No matter how you measure it- the 116th is far less active than any other Congress since 1973.
Entering a New Year
There were two health care issues that everyone agreed needed attention when the 116th began more than a year ago: curtailing prescription drug costs and protecting people from surprise medical bills.
Prescription Drug Costs:
The House passed a “sweeping” bill on drug prices in December, which would allow the government to negotiate the price of up to 250 commonly prescribed drugs. The vote followed party lines (230-192), with 2 Republicans crossing over to vote in favor. That Bill is currently sitting on Mitch McConnell’s desk but is a “non-starter” with the GOP and unlikely to ever see Senate consideration.
The Senate has its own Drug Pricing Bill- the Prescription Drug Pricing Reduction Act of 2019. Included in its multiple provisions are a cap on Medicare beneficiaries out-of-pocket drug costs ($3,100/year) and controls on price increases tied to the rate of inflation. That Bill advanced out of the Finance Committee in September and remains on the Senate calendar. Assuming it passes through the Senate, it is dead-on-arrival in the House.
Lowering drug prices is “a main voter priority,” but “Neither the prescription drug bill from House Democrats nor the bipartisan proposal in the Senate Finance Committee has a path forward in a divided Congress.” [quote]
As noted in Bloomberg, perhaps those two bills could be the beginning of negotiations this Spring, but that is a highly optimistic vision.
Surprise Billing Legislation
In a November poll, 44% of respondents had received (or their family) a surprise medical bill from an out-of-network health care provider.
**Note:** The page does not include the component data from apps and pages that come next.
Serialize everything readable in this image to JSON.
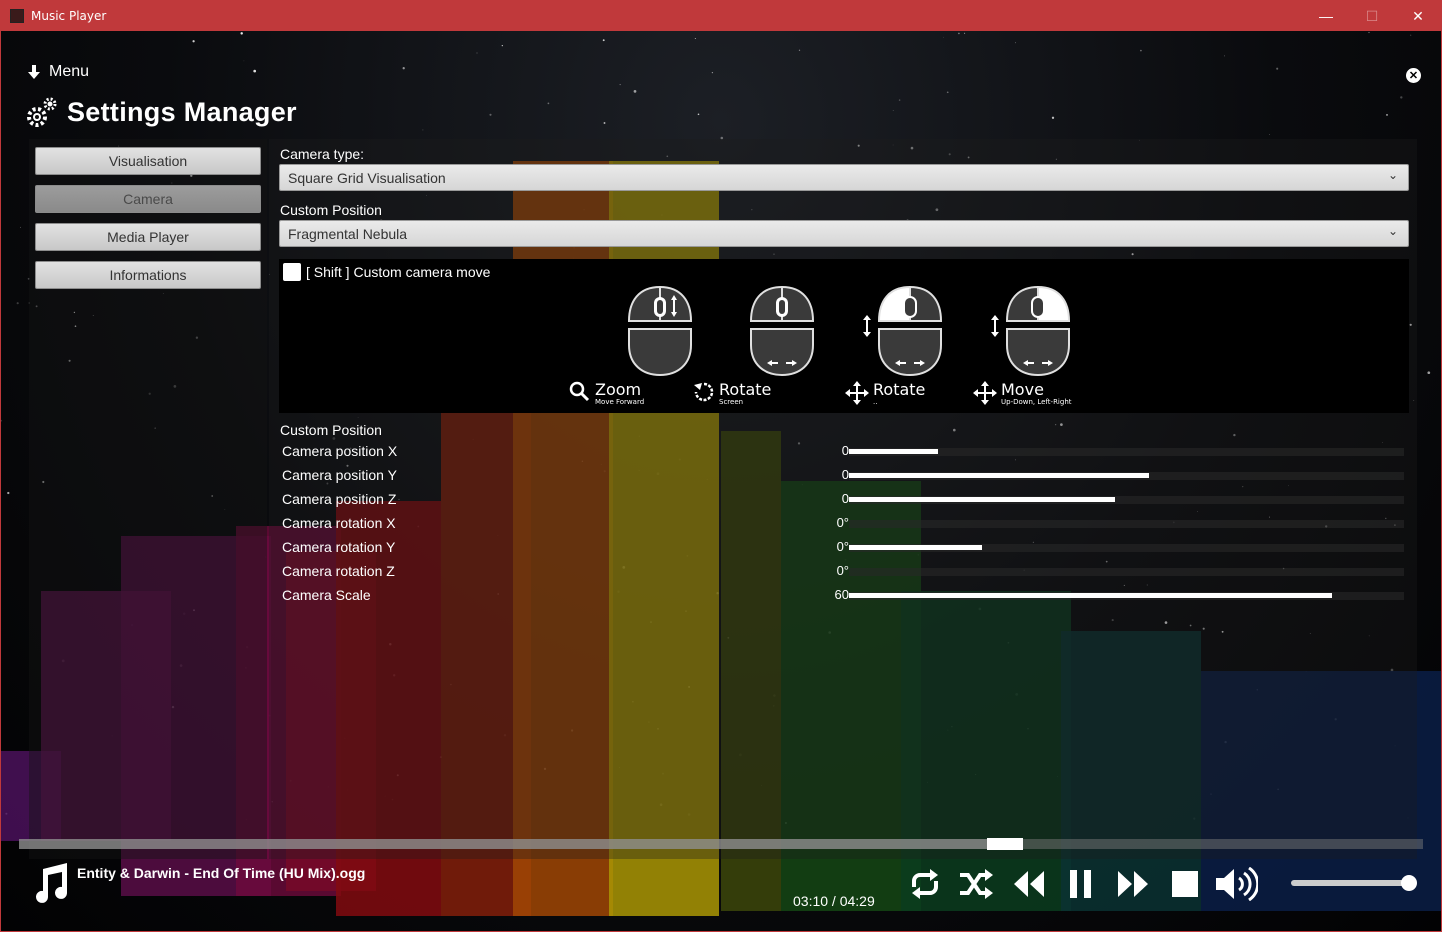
{
  "window": {
    "title": "Music Player",
    "minimize": "—",
    "maximize": "☐",
    "close": "✕"
  },
  "menu": {
    "label": "Menu"
  },
  "settings": {
    "title": "Settings Manager"
  },
  "nav": {
    "items": [
      {
        "label": "Visualisation",
        "active": false
      },
      {
        "label": "Camera",
        "active": true
      },
      {
        "label": "Media Player",
        "active": false
      },
      {
        "label": "Informations",
        "active": false
      }
    ]
  },
  "camera": {
    "camera_type_label": "Camera type:",
    "camera_type_value": "Square Grid Visualisation",
    "custom_position_label": "Custom Position",
    "custom_position_value": "Fragmental Nebula",
    "shift_checkbox_label": "[ Shift ] Custom camera move",
    "shift_checked": false,
    "mouse_hints": [
      {
        "title": "Zoom",
        "subtitle": "Move Forward",
        "icon": "magnifier-icon"
      },
      {
        "title": "Rotate",
        "subtitle": "Screen",
        "icon": "rotate-icon"
      },
      {
        "title": "Rotate",
        "subtitle": "..",
        "icon": "move-arrows-icon"
      },
      {
        "title": "Move",
        "subtitle": "Up-Down, Left-Right",
        "icon": "move-arrows-icon"
      }
    ],
    "params_label": "Custom Position",
    "params": [
      {
        "name": "Camera position X",
        "value": "0",
        "level": 0.16
      },
      {
        "name": "Camera position Y",
        "value": "0",
        "level": 0.54
      },
      {
        "name": "Camera position Z",
        "value": "0",
        "level": 0.48
      },
      {
        "name": "Camera rotation X",
        "value": "0°",
        "level": 0.0
      },
      {
        "name": "Camera rotation Y",
        "value": "0°",
        "level": 0.24
      },
      {
        "name": "Camera rotation Z",
        "value": "0°",
        "level": 0.0
      },
      {
        "name": "Camera Scale",
        "value": "60",
        "level": 0.87
      }
    ]
  },
  "player": {
    "track": "Entity & Darwin - End Of Time (HU Mix).ogg",
    "time": "03:10 / 04:29",
    "progress": 0.715,
    "volume": 1.0,
    "controls": [
      "repeat-icon",
      "shuffle-icon",
      "rewind-icon",
      "pause-icon",
      "fast-forward-icon",
      "stop-icon",
      "volume-icon"
    ]
  }
}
Most of these bills arise for care provided at an in-network hospital- in the emergency room, in the operating suite, even on the patient care units.
As demonstrated by this graphic from Modern Healthcare, the problem is growing exponentially:
(For more on why surprise bills occur, and why the problem demands Congressional action, see Fontenotes #77.)
In December, three committees- Health Education, Labor & Pensions in the Senate, and both Energy & Commerce and Ways & Means announced they were working on bipartisan legislation on Surprise Bills. Within weeks the attempt to reach a compromise between the Senate and House faltered.
To further complicate the matter, this week dissension broke out between Democrats in the House over how to address Surprise Medical Bills. As I write this, legislation on this issue appears to be dead.
According to Kaiser polling, protecting the public from surprise medical billing is a top priority for American voters, and still Congress can’t get it done.
What to Expect in 2020
This is the reality of the 116th Congress. Deeply entrenched on either side of a partisan divide, they can’t agree on anything, even issues that are top concerns for the American public.
Would it be wise to predict a flurry of Congressional legislating in 2020 by this crew? If they couldn’t get laws over the finish line in 2019- should we expect better during the inevitable paralysis of any election year? I think not.
Want to Know More?
- Although we all understand the legislative process at its basic level- it is helpful to be reminded of how a bill proceeds through both chambers of Congress and becomes a law. This process was famously captured by Schoolhouse Rock in “I’m Just a Bill.” Enjoy! As you do, think fondly of “Bill’s” voice, Jack Sheldon, who died in January.)
- Want to do more? It may feel like a single voter such as yourself has no power in this frustrating standoff- but I believe it is that perception that creates the reality. Find the name of your Representative in the House here and your Senators here. Write, call, email, or visit them in their home office. Let them know what legislation (and outcome) is important to you. Remind them they work for you!